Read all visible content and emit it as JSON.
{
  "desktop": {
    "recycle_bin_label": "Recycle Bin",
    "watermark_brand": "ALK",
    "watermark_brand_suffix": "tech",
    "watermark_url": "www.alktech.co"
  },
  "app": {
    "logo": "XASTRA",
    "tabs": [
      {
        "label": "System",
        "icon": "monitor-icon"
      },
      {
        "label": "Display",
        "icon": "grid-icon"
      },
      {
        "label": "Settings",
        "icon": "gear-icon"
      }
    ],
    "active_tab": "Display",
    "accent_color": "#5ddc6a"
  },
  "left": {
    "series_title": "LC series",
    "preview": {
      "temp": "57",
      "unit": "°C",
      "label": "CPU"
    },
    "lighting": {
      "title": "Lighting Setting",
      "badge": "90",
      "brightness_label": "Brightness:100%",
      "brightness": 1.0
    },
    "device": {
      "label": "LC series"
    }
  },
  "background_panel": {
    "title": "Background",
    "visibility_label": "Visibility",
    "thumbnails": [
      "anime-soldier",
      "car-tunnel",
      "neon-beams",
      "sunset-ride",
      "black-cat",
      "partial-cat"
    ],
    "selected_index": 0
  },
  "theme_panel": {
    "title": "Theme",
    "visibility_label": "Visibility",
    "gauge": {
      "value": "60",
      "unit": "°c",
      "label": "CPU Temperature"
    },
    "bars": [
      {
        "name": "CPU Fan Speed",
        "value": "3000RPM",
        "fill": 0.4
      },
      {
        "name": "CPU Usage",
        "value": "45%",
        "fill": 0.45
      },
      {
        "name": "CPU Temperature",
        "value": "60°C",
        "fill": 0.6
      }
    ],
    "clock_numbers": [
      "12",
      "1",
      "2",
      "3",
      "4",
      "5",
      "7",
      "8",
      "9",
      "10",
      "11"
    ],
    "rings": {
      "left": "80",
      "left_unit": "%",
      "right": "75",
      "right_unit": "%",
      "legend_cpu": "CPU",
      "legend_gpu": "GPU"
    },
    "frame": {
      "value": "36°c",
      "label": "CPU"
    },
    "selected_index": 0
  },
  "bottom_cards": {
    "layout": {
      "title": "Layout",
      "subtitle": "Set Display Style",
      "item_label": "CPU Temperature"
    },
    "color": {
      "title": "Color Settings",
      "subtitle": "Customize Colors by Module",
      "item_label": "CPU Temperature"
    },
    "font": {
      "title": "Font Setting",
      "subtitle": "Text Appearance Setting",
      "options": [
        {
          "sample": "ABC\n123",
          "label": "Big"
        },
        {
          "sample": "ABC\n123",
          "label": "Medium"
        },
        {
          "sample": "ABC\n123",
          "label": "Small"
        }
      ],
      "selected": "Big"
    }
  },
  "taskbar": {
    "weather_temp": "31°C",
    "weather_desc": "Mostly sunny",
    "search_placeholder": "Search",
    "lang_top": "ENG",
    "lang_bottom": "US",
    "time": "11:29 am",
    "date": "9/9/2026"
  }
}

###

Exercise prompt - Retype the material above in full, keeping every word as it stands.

Written solution -
Read all visible content and emit it as JSON.
{
  "desktop": {
    "recycle_bin_label": "Recycle Bin",
    "watermark_brand": "ALK",
    "watermark_brand_suffix": "tech",
    "watermark_url": "www.alktech.co"
  },
  "app": {
    "logo": "XASTRA",
    "tabs": [
      {
        "label": "System",
        "icon": "monitor-icon"
      },
      {
        "label": "Display",
        "icon": "grid-icon"
      },
      {
        "label": "Settings",
        "icon": "gear-icon"
      }
    ],
    "active_tab": "Display",
    "accent_color": "#5ddc6a"
  },
  "left": {
    "series_title": "LC series",
    "preview": {
      "temp": "57",
      "unit": "°C",
      "label": "CPU"
    },
    "lighting": {
      "title": "Lighting Setting",
      "badge": "90",
      "brightness_label": "Brightness:100%",
      "brightness": 1.0
    },
    "device": {
      "label": "LC series"
    }
  },
  "background_panel": {
    "title": "Background",
    "visibility_label": "Visibility",
    "thumbnails": [
      "anime-soldier",
      "car-tunnel",
      "neon-beams",
      "sunset-ride",
      "black-cat",
      "partial-cat"
    ],
    "selected_index": 0
  },
  "theme_panel": {
    "title": "Theme",
    "visibility_label": "Visibility",
    "gauge": {
      "value": "60",
      "unit": "°c",
      "label": "CPU Temperature"
    },
    "bars": [
      {
        "name": "CPU Fan Speed",
        "value": "3000RPM",
        "fill": 0.4
      },
      {
        "name": "CPU Usage",
        "value": "45%",
        "fill": 0.45
      },
      {
        "name": "CPU Temperature",
        "value": "60°C",
        "fill": 0.6
      }
    ],
    "clock_numbers": [
      "12",
      "1",
      "2",
      "3",
      "4",
      "5",
      "7",
      "8",
      "9",
      "10",
      "11"
    ],
    "rings": {
      "left": "80",
      "left_unit": "%",
      "right": "75",
      "right_unit": "%",
      "legend_cpu": "CPU",
      "legend_gpu": "GPU"
    },
    "frame": {
      "value": "36°c",
      "label": "CPU"
    },
    "selected_index": 0
  },
  "bottom_cards": {
    "layout": {
      "title": "Layout",
      "subtitle": "Set Display Style",
      "item_label": "CPU Temperature"
    },
    "color": {
      "title": "Color Settings",
      "subtitle": "Customize Colors by Module",
      "item_label": "CPU Temperature"
    },
    "font": {
      "title": "Font Setting",
      "subtitle": "Text Appearance Setting",
      "options": [
        {
          "sample": "ABC\n123",
          "label": "Big"
        },
        {
          "sample": "ABC\n123",
          "label": "Medium"
        },
        {
          "sample": "ABC\n123",
          "label": "Small"
        }
      ],
      "selected": "Big"
    }
  },
  "taskbar": {
    "weather_temp": "31°C",
    "weather_desc": "Mostly sunny",
    "search_placeholder": "Search",
    "lang_top": "ENG",
    "lang_bottom": "US",
    "time": "11:29 am",
    "date": "9/9/2026"
  }
}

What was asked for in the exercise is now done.